### YOUR TASK
The records follow. Filter them to the lines that hold "comment".
═════ ENTRIES SHOWN ═════
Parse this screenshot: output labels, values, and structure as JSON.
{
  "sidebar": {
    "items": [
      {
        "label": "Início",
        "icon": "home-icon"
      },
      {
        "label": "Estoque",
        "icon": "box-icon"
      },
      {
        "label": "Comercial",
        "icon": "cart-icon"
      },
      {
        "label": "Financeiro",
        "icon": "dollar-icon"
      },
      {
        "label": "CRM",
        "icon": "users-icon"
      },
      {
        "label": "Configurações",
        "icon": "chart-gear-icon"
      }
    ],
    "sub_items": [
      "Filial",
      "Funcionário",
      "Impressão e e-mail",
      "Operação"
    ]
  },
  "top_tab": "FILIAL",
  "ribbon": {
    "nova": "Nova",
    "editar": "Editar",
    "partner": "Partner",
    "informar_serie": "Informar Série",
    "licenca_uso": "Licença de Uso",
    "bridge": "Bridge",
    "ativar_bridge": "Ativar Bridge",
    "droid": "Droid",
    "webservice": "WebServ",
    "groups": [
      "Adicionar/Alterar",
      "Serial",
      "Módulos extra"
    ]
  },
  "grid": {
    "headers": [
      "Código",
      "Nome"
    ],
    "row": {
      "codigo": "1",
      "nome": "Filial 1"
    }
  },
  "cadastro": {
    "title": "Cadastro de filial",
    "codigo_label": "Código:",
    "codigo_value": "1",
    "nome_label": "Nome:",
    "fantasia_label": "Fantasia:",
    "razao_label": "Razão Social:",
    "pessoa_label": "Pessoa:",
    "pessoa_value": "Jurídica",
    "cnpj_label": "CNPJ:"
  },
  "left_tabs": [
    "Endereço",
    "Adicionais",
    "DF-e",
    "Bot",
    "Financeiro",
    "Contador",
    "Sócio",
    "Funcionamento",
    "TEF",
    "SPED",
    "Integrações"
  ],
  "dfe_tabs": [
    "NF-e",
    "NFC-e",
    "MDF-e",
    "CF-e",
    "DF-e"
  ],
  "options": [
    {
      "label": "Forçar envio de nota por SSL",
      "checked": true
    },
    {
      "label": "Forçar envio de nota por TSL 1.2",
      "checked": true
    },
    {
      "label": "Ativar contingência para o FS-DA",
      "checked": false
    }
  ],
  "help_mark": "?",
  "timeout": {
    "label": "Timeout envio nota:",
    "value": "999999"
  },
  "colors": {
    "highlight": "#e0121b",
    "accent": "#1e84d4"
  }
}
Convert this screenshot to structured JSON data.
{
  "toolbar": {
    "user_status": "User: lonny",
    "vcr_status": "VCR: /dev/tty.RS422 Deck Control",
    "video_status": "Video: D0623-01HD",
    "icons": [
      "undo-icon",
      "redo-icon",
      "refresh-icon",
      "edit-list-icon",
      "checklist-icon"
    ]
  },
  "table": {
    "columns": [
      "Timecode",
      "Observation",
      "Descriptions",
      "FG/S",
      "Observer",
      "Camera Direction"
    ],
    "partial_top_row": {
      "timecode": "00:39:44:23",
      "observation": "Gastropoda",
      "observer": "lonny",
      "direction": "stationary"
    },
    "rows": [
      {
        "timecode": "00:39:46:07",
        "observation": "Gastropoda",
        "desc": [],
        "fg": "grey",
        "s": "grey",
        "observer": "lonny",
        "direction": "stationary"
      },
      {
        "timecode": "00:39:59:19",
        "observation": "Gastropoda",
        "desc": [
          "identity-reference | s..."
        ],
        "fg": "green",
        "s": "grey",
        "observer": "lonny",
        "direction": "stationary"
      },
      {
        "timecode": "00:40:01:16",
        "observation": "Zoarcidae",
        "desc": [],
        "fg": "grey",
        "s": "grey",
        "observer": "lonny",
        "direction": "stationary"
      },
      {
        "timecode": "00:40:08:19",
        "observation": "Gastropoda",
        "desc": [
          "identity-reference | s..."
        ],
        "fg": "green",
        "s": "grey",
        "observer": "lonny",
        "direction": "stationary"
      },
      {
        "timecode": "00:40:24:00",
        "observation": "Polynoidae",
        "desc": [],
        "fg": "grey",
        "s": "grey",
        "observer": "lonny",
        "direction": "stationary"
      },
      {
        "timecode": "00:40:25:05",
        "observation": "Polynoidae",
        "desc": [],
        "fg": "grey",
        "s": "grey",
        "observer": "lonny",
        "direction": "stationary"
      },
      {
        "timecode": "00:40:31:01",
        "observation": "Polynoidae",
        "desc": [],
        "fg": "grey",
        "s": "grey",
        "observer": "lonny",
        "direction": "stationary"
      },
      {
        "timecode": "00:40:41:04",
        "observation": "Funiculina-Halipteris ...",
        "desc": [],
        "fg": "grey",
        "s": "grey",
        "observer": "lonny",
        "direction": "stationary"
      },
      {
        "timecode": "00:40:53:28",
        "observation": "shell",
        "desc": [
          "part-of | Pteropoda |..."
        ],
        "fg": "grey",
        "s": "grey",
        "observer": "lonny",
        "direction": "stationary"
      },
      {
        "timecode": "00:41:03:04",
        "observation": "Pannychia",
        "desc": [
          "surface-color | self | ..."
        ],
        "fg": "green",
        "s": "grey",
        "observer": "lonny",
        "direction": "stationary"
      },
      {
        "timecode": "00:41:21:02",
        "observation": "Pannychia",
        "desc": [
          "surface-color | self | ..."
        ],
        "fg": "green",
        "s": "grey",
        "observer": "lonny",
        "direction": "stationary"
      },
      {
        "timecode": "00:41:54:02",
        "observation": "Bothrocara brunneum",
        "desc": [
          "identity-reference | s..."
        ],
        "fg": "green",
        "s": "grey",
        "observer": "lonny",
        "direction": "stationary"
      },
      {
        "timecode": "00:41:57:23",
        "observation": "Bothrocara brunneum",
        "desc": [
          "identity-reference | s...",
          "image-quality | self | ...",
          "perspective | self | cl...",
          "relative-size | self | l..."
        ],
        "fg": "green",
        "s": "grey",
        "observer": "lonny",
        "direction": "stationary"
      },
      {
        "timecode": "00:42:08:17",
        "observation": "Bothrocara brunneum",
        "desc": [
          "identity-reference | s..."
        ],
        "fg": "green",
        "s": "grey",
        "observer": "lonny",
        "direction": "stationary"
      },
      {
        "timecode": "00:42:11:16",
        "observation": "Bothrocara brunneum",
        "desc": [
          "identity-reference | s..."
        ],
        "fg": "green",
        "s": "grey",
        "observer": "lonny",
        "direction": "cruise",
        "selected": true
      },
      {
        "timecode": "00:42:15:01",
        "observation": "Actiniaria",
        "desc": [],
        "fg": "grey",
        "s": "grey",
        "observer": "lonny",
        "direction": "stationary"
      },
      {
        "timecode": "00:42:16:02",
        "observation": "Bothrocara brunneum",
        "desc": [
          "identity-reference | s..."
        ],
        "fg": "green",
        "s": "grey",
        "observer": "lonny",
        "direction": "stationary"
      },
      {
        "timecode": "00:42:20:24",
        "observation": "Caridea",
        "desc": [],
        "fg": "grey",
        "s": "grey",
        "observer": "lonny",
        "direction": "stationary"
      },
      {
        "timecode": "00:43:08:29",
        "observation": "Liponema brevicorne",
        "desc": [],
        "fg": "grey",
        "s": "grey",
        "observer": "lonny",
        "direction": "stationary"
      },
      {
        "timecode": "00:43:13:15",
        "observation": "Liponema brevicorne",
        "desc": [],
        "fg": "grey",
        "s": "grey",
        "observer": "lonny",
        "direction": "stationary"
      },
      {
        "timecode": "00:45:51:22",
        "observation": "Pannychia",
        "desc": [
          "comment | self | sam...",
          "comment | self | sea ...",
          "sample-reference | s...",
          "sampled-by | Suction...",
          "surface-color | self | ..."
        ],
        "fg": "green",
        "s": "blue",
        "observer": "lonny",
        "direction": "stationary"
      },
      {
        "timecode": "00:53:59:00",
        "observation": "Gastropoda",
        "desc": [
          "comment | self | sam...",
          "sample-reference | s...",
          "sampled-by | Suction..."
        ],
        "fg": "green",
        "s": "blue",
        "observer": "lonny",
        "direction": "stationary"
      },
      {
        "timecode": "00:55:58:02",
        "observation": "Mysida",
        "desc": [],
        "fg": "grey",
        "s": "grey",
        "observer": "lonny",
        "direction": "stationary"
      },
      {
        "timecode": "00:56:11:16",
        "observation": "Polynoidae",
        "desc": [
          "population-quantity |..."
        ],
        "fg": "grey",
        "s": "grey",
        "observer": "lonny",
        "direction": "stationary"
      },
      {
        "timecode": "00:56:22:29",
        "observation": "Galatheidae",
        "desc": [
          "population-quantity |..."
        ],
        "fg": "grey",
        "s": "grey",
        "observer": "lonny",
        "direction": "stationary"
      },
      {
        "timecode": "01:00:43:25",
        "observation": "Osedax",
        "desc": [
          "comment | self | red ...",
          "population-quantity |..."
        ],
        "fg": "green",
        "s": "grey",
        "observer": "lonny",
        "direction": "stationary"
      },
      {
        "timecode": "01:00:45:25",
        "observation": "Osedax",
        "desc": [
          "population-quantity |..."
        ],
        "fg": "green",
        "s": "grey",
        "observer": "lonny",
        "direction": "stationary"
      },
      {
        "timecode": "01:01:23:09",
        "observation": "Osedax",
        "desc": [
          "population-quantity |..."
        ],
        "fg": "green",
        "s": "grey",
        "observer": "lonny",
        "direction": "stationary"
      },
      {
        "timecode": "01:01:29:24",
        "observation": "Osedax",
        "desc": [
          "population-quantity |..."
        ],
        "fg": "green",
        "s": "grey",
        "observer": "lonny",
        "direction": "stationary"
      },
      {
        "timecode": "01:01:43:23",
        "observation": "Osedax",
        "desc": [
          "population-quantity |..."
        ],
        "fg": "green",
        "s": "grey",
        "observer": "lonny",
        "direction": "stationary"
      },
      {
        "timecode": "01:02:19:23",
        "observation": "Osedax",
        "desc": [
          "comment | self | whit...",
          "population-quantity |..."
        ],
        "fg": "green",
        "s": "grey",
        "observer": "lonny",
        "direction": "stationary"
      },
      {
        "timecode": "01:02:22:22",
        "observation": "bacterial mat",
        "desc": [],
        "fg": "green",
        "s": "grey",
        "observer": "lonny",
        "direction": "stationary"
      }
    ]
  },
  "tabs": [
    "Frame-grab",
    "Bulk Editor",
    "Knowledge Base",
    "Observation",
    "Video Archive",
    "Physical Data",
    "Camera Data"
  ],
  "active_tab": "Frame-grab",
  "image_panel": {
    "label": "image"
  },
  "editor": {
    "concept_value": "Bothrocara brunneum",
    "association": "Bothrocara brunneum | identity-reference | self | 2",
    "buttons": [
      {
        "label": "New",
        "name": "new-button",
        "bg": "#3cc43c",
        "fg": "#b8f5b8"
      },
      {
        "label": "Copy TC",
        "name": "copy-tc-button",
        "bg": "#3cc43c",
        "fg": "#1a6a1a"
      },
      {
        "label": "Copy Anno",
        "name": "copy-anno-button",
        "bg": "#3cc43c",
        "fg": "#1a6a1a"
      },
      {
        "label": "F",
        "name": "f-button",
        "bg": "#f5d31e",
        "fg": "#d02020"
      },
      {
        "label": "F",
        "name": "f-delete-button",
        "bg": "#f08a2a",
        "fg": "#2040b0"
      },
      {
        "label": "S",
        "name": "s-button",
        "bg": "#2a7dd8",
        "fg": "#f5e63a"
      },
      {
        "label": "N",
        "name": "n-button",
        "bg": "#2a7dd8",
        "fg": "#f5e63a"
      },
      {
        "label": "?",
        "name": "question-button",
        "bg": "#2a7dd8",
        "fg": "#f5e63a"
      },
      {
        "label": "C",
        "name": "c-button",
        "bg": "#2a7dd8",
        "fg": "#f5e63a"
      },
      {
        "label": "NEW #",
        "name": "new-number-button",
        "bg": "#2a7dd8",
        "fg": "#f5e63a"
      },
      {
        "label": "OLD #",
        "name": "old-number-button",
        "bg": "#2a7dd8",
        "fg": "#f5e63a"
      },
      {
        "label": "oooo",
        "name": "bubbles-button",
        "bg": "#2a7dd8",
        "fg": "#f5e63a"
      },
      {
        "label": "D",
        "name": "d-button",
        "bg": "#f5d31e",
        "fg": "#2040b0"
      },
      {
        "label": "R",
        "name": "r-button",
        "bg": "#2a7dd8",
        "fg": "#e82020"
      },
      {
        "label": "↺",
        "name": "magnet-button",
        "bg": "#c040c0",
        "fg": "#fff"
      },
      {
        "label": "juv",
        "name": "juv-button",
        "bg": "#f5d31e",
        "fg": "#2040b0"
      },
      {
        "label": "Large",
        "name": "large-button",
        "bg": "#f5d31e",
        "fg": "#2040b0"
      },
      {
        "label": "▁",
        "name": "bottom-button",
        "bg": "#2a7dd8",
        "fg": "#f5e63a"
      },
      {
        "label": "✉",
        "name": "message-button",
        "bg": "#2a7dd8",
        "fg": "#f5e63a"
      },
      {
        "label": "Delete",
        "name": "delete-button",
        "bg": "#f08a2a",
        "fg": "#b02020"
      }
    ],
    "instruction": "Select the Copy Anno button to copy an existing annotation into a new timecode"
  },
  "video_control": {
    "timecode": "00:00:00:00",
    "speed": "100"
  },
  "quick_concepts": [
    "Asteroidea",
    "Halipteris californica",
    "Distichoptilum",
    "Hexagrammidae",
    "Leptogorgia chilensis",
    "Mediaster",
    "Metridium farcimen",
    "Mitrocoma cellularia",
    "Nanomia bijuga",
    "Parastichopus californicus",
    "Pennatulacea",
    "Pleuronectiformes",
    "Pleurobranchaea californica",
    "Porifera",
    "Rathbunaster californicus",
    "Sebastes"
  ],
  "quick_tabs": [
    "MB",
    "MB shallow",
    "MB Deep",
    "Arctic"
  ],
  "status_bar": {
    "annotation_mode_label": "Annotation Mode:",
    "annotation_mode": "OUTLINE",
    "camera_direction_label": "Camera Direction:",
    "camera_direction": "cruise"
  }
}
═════
### RESULT FOR THIS EXERCISE
          "comment | self | sam...",
          "comment | self | sea ...",
          "comment | self | sam...",
          "comment | self | red ...",
          "comment | self | whit...",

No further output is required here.